Had Young won that prestigious award, he would have been the first Red Raider alum to win a major award in MLB.  But it also would have paid dividends for his franchise.

Thanks to new MLB rules, a player who finishes in the top three of the R.O.Y voting will earn for his franchise an extra pick in the next year’s draft, a pick that could be valuable given that it will fall just after the first round and prior to the second round.  With Jung’s season going the way it had been prior to the injury, it was almost a lock that he would have brought one of those extra picks to Texas but if he misses the remainder of the year, it is likely that he will fall outside the parameters to do so.

It was an unusual play that caused the injury.  In the 6th inning of Texas’ 6-0 win over the Miami Marlins on Sunday in Texas, Jung took a line drive that left the bat of Jorge Soler at nearly 110 m.p.h. off of the thumb of his glove (left) hand.  Though he didn’t catch the ball, he did gather it to start a crucial double-play that squashed a Marlins’ rally that saw the at-bat begin with two men on base and no outs.

However, immediately after the play, Jung could be seen looking down at his glove and acting as if something was wrong.  He would eventually be replaced by backup infielder, Josh Smith and taken for x-rays which revealed the break.

At the time of this post, there had been no update on Jung’s status other than to say he is out “indefinitely”.  Of course, Rangers’ fans are now concerned about whether or not the rookie will be ready for a possible playoff run.

In a best-case scenario, Jung would not need surgery and could return in 4-6 weeks.  That would mean he could resume baseball activity in mid-September giving him only a handful of games to get back in the groove of things before October and the playoffs arrive.  It is also possible that his season could be over.

This development means that Jung will go another year without playing a full professional season.  Of course, after he was drafted in 2019, what should have been his first full professional season was wiped out by the 2020 COVID-19 pandemic when no minor-league games were played.

Then, the 2021 minor-league season was abbreviated by a late start due to reverberations from the pandemic.  Unfortunately, 2022 saw Jung suffer a preseason shoulder injury that cost him a shot at breaking into the majors last spring.  That limited him to only 31 minor league games before he was called up to join the Rangers for the final 26 games of the year.

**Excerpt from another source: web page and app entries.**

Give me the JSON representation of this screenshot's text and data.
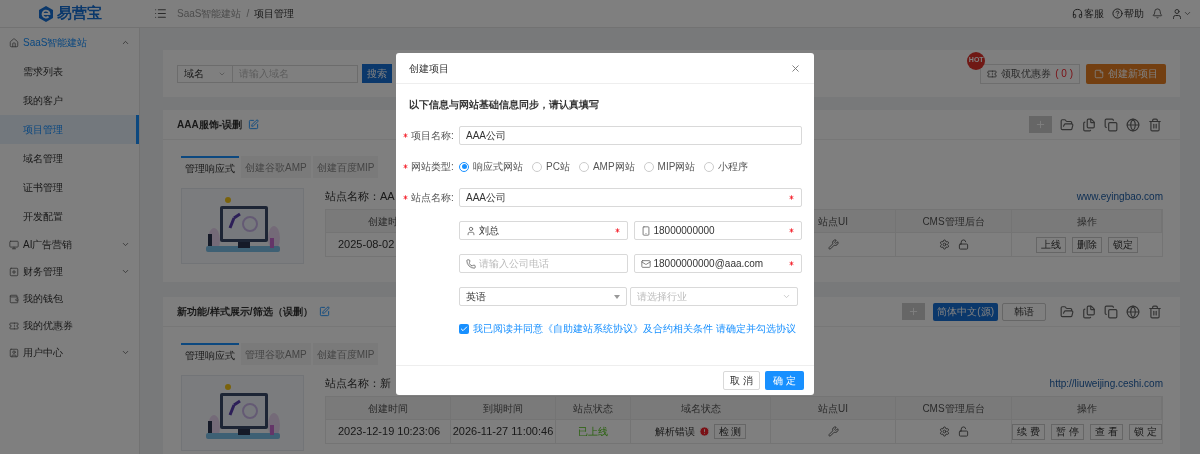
{
  "logo": {
    "text": "易营宝"
  },
  "header": {
    "breadcrumb": [
      "SaaS智能建站",
      "项目管理"
    ],
    "separator": "/",
    "actions": [
      {
        "kind": "support",
        "label": "客服"
      },
      {
        "kind": "help",
        "label": "帮助"
      },
      {
        "kind": "bell"
      },
      {
        "kind": "user"
      }
    ]
  },
  "sidebar": [
    {
      "label": "SaaS智能建站",
      "expanded": true,
      "children": [
        {
          "label": "需求列表",
          "selected": false
        },
        {
          "label": "我的客户",
          "selected": false
        },
        {
          "label": "项目管理",
          "selected": true
        },
        {
          "label": "域名管理",
          "selected": false
        },
        {
          "label": "证书管理",
          "selected": false
        },
        {
          "label": "开发配置",
          "selected": false
        }
      ]
    },
    {
      "label": "AI广告营销",
      "expanded": false
    },
    {
      "label": "财务管理",
      "expanded": false
    },
    {
      "label": "我的钱包"
    },
    {
      "label": "我的优惠券"
    },
    {
      "label": "用户中心",
      "expanded": false
    }
  ],
  "search": {
    "filter": "域名",
    "placeholder": "请输入域名",
    "button": "搜索"
  },
  "hot_badge": "HOT",
  "coupon_button": {
    "label": "领取优惠券",
    "count": "( 0 )"
  },
  "create_button": "创建新项目",
  "projects": [
    {
      "title": "AAA服饰-误删",
      "tabs": [
        {
          "label": "管理响应式",
          "selected": true
        },
        {
          "label": "创建谷歌AMP",
          "selected": false
        },
        {
          "label": "创建百度MIP",
          "selected": false
        }
      ],
      "site_name": "站点名称：AA",
      "url": "www.eyingbao.com",
      "columns": [
        {
          "kind": "created",
          "label": "创建时"
        },
        {
          "kind": "ui",
          "label": "站点UI"
        },
        {
          "kind": "cms",
          "label": "CMS管理后台"
        },
        {
          "kind": "actions",
          "label": "操作"
        }
      ],
      "row": {
        "created": "2025-08-02",
        "actions": [
          "上线",
          "删除",
          "锁定"
        ]
      }
    },
    {
      "title": "新功能/样式展示/筛选（误删）",
      "languages": [
        {
          "label": "简体中文(源)",
          "selected": true
        },
        {
          "label": "韩语",
          "selected": false
        }
      ],
      "tabs": [
        {
          "label": "管理响应式",
          "selected": true
        },
        {
          "label": "管理谷歌AMP",
          "selected": false
        },
        {
          "label": "创建百度MIP",
          "selected": false
        }
      ],
      "site_name": "站点名称：新",
      "url": "http://liuweijing.ceshi.com",
      "columns": [
        {
          "kind": "created",
          "label": "创建时间"
        },
        {
          "kind": "expires",
          "label": "到期时间"
        },
        {
          "kind": "status",
          "label": "站点状态"
        },
        {
          "kind": "domain_status",
          "label": "域名状态"
        },
        {
          "kind": "ui",
          "label": "站点UI"
        },
        {
          "kind": "cms",
          "label": "CMS管理后台"
        },
        {
          "kind": "actions",
          "label": "操作"
        }
      ],
      "row": {
        "created": "2023-12-19 10:23:06",
        "expires": "2026-11-27 11:00:46",
        "status": "已上线",
        "domain_status": {
          "text": "解析错误",
          "error": true,
          "check_button": "检 测"
        },
        "actions": [
          "续 费",
          "暂 停",
          "查 看",
          "锁 定"
        ]
      }
    }
  ],
  "modal": {
    "title": "创建项目",
    "notice": "以下信息与网站基础信息同步，请认真填写",
    "project_name": {
      "label": "项目名称:",
      "required": true,
      "value": "AAA公司"
    },
    "site_type": {
      "label": "网站类型:",
      "required": true,
      "options": [
        {
          "label": "响应式网站",
          "selected": true
        },
        {
          "label": "PC站",
          "selected": false
        },
        {
          "label": "AMP网站",
          "selected": false
        },
        {
          "label": "MIP网站",
          "selected": false
        },
        {
          "label": "小程序",
          "selected": false
        }
      ]
    },
    "site_name": {
      "label": "站点名称:",
      "required": true,
      "marked": true,
      "value": "AAA公司"
    },
    "contacts": [
      {
        "kind": "person",
        "value": "刘总",
        "marked": true
      },
      {
        "kind": "mobile",
        "value": "18000000000",
        "marked": true
      },
      {
        "kind": "phone",
        "placeholder": "请输入公司电话"
      },
      {
        "kind": "email",
        "value": "18000000000@aaa.com",
        "marked": true
      }
    ],
    "language_select": {
      "value": "英语"
    },
    "industry_select": {
      "placeholder": "请选择行业"
    },
    "agreement": {
      "checked": true,
      "text": "我已阅读并同意《自助建站系统协议》及合约相关条件 请确定并勾选协议"
    },
    "buttons": [
      {
        "kind": "cancel",
        "label": "取 消"
      },
      {
        "kind": "confirm",
        "label": "确 定"
      }
    ]
  }
}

This season, Jung has appeared in 109 games for Texas, the most games he’s ever played, and had he not been injured, he likely would have played more games this season than he had played in all of his years of minor-league ball combined (153).  That led many to wonder if the rookie sensation would be able to grind through the rigors of a 162-game big-league season, something that all rookies must adjust to and something that was in question given the lack of a full professional season under his belt at any level.

Now, the hope is that he can return quickly enough to be a factor for the Rangers in what Texas fans hope will be a playoff run.  But there is also the possibility that the best season any Red Raider has ever had in the Majors has come to a disappointingly abrupt end.